Dataset items
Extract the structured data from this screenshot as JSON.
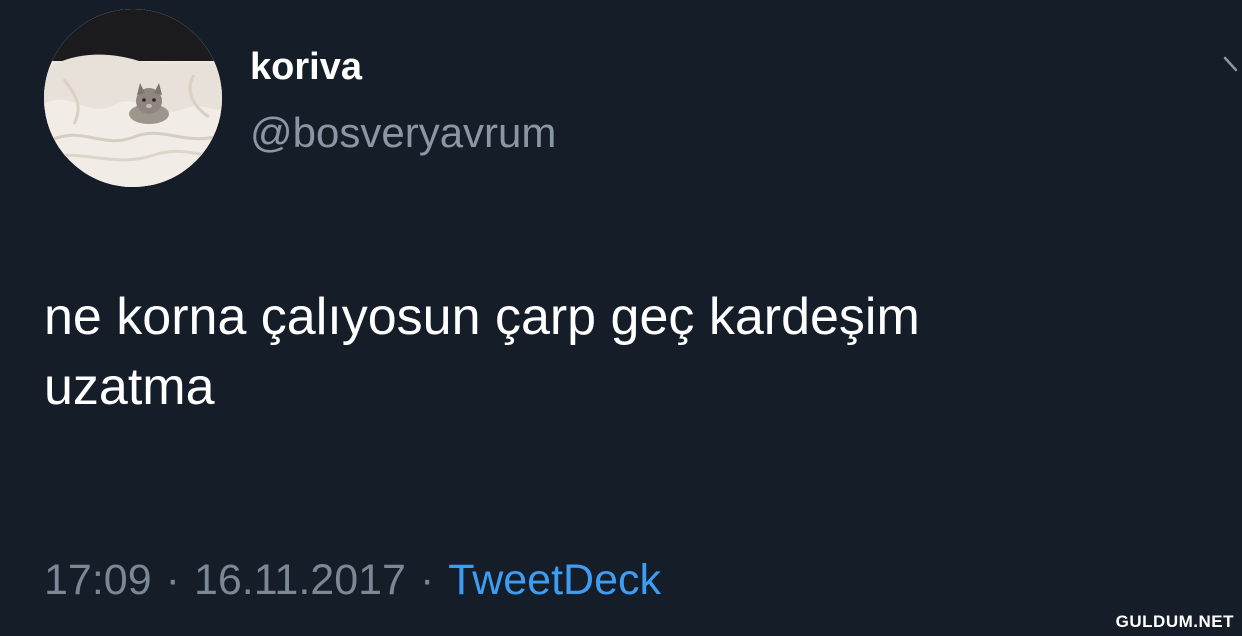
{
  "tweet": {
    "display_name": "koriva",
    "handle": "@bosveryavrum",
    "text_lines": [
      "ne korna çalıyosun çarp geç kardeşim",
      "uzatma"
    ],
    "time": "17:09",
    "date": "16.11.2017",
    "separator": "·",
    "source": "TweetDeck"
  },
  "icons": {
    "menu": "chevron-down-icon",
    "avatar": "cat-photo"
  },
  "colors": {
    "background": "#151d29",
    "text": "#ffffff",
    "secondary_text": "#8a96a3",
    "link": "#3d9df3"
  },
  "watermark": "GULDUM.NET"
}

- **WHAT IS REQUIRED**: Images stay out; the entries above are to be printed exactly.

- **OUTPUT FOR THIS EXERCISE**:
Extract the structured data from this screenshot as JSON.
{
  "tweet": {
    "display_name": "koriva",
    "handle": "@bosveryavrum",
    "text_lines": [
      "ne korna çalıyosun çarp geç kardeşim",
      "uzatma"
    ],
    "time": "17:09",
    "date": "16.11.2017",
    "separator": "·",
    "source": "TweetDeck"
  },
  "icons": {
    "menu": "chevron-down-icon",
    "avatar": "cat-photo"
  },
  "colors": {
    "background": "#151d29",
    "text": "#ffffff",
    "secondary_text": "#8a96a3",
    "link": "#3d9df3"
  },
  "watermark": "GULDUM.NET"
}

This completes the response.